Search the records below for "true" and copy every line it turns up in.

**** Data for this exercise ****

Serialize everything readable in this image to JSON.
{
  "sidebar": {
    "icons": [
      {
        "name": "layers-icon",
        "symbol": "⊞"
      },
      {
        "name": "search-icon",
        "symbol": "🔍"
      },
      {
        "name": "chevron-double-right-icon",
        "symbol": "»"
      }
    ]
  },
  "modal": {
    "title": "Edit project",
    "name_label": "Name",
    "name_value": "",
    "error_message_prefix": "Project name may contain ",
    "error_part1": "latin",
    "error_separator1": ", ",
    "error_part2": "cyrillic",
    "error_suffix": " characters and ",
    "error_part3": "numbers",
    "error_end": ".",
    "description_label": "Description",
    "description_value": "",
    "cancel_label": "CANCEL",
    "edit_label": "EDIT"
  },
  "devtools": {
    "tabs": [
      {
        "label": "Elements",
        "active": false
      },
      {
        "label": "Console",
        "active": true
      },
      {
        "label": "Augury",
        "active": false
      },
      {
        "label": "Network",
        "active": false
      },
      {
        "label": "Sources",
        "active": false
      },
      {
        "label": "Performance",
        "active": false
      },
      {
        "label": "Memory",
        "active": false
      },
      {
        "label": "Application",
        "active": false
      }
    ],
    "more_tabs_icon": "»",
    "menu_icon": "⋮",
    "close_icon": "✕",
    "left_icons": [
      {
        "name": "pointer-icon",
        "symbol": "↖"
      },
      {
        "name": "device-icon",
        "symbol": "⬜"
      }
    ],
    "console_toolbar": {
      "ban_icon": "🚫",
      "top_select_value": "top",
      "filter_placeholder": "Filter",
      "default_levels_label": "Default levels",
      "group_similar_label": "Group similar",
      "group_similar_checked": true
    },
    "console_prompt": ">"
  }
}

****

__Output for this task__
        "active": true
      "group_similar_checked": true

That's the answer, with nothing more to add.